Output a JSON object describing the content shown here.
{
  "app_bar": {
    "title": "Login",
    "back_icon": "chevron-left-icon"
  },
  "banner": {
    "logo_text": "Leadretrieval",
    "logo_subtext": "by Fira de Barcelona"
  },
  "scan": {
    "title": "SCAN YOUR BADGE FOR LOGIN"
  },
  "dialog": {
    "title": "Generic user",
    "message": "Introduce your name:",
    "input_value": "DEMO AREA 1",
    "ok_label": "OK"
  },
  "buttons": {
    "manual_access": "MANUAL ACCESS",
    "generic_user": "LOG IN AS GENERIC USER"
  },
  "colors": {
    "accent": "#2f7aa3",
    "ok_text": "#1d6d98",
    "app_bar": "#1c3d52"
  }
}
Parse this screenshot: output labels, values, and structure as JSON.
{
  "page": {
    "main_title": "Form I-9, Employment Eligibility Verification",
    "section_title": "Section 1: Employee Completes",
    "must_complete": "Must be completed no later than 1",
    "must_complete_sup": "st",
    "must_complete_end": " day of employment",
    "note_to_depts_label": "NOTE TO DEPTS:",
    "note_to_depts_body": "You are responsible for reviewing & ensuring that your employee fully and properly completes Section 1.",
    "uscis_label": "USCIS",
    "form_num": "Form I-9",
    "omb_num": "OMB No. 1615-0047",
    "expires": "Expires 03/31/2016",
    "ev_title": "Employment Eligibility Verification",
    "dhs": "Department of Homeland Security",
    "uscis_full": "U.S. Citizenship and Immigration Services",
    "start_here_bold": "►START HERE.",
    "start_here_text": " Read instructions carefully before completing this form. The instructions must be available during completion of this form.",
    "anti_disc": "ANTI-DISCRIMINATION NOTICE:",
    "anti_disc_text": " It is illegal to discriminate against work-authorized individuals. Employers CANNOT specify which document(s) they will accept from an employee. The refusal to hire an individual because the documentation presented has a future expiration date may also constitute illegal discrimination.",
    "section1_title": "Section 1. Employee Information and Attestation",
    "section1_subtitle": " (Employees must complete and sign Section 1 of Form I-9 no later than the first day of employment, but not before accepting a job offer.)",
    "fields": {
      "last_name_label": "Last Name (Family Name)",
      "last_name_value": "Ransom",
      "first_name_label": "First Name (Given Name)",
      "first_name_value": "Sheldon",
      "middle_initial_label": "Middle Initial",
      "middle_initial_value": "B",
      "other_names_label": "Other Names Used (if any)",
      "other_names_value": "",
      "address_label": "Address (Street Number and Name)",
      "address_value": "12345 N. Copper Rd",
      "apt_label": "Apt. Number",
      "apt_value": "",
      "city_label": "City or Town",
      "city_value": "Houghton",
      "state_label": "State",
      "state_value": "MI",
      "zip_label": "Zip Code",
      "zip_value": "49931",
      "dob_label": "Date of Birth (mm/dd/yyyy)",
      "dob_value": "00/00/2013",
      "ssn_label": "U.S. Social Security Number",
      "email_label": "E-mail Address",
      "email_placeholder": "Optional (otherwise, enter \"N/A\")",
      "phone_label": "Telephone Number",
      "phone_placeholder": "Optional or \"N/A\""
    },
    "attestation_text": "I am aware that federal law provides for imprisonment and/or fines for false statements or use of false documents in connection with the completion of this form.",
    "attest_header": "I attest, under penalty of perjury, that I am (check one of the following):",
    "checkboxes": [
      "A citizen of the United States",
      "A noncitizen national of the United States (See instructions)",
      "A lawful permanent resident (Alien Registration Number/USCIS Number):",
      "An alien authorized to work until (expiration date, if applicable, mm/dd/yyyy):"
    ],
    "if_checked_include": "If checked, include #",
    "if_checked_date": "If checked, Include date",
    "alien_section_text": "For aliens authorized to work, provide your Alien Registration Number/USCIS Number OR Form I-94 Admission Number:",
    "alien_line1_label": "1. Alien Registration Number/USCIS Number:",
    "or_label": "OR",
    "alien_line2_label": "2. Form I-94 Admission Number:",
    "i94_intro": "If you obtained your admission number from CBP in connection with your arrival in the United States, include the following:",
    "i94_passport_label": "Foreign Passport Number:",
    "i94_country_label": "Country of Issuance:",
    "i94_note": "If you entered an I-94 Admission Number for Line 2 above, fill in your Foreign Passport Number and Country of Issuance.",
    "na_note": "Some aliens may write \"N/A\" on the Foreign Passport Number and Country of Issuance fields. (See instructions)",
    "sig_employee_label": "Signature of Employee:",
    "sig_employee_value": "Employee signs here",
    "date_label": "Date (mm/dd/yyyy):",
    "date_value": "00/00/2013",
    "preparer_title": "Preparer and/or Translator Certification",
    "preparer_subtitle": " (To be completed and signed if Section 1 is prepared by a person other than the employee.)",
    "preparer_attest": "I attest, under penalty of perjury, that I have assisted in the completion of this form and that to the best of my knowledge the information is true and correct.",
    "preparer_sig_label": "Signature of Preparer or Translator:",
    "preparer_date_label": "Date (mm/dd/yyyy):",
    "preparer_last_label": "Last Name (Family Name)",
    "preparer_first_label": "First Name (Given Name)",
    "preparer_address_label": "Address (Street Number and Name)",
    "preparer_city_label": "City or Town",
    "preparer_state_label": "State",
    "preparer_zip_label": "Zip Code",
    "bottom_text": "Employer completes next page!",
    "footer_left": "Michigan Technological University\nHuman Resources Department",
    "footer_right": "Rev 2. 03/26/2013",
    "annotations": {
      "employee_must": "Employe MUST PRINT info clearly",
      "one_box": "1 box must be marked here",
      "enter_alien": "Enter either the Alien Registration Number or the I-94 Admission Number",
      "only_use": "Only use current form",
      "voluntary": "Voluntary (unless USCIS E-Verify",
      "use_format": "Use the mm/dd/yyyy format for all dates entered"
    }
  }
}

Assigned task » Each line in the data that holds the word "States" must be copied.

Reply »
      "A citizen of the United States",
      "A noncitizen national of the United States (See instructions)",
    "i94_intro": "If you obtained your admission number from CBP in connection with your arrival in the United States, include the following:",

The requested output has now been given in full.